“After several months of deep listening to Minneapolis and St. Paul residents, GreenLight made its first multi-year investment in LEAD,” said Hardeman-Jones. “We chose the program because of its proven impact in over 70 cities across the country, and for its ability to divert individuals cycling in and out of the legal system into a long-term, case-management model of care.”
With a public-health approach to community safety, LEAD is working to address unmet local needs and challenges, while building relationships with residents and businesses, and affirming the humanity of all it serves.
“Thanks to GreenLight Twin Cities, Minneapolis now has a public-private partnership that offers the prospect of real change,” said former Minneapolis Mayor Sharon Sayles Belton, a vice president for Strategic Partnerships and Alliances at Thomson Reuters. She noted: “GreenLight has an excellent track record in other cities.”
GreenLight is also a proud member of the Minnesota Business Coalition for Racial Equity (MBCRE). Formed about two years ago in the wake of George Floyd’s death, it is composed of more than 70 businesses with the collective intention of building a just and prosperous state with and for Black Minnesotans. MBCRE also sees public safety as foundational.
LEAD operates outside the court system and uses a harm-reduction model to improve buy-in and outcomes. Moving beyond criminalizing addiction-driven behavior, mental health, poverty and homelessness, LEAD will respond to the needs of individuals during their most vulnerable moments by asking one simple question: What can we do today to make your tomorrow better?
Housed at Pillsbury United Communities, the new LEAD program is led by project manager Latasha Jennings formerly of Ramsey County Community Corrections where she had a successful tenure as a Racial and Health Equity Planning Specialist.

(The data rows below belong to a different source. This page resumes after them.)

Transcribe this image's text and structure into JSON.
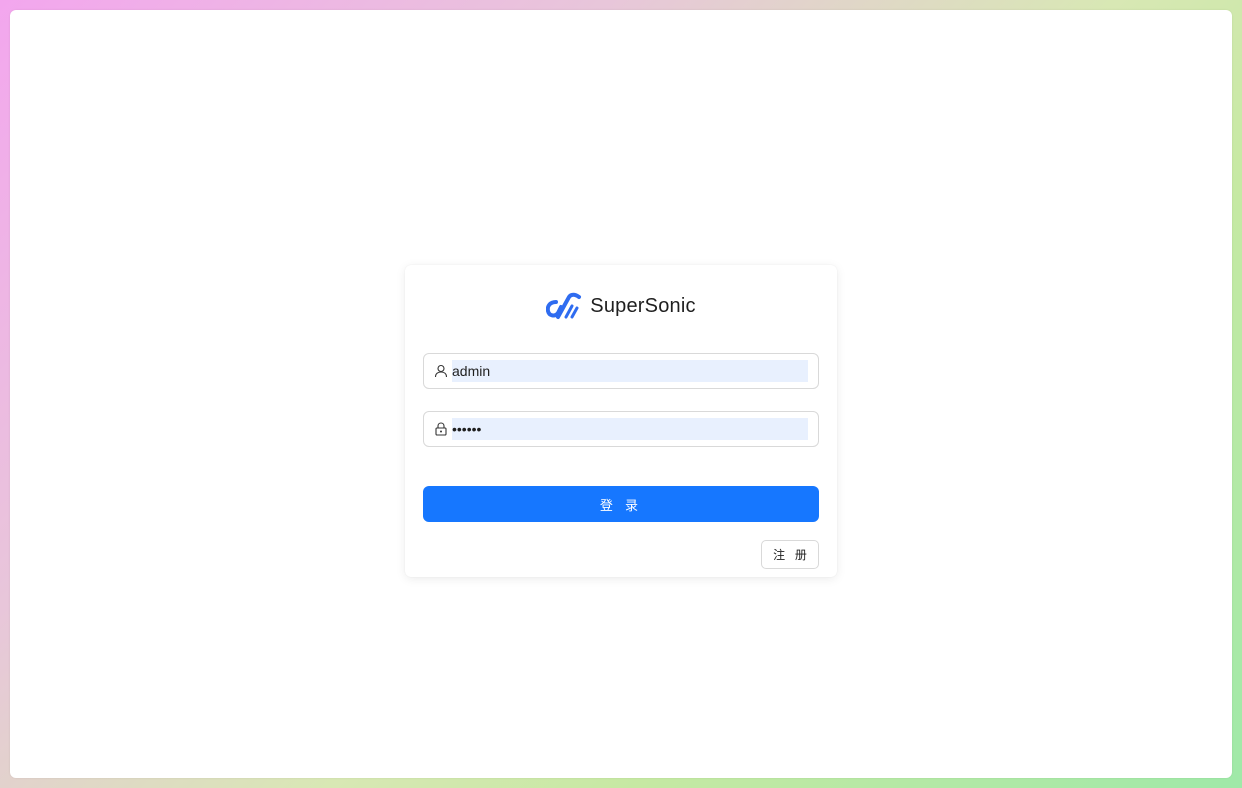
{
  "app": {
    "brand_name": "SuperSonic",
    "logo_icon": "supersonic-logo-icon"
  },
  "login_form": {
    "username": {
      "icon": "user-icon",
      "value": "admin"
    },
    "password": {
      "icon": "lock-icon",
      "value": "••••••"
    },
    "login_label": "登 录",
    "register_label": "注 册"
  },
  "colors": {
    "primary": "#1677ff",
    "autofill_bg": "#e8f0fe",
    "logo_blue": "#2f6cf0"
  }
}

The LEAD program is a true collaboration between neighborhood residents, community leaders, business owners and government officials. Find out more about LEAD trainings, jobs and case management. Get involved at GreenLight Fund Twin Cities. The power to create change is ours!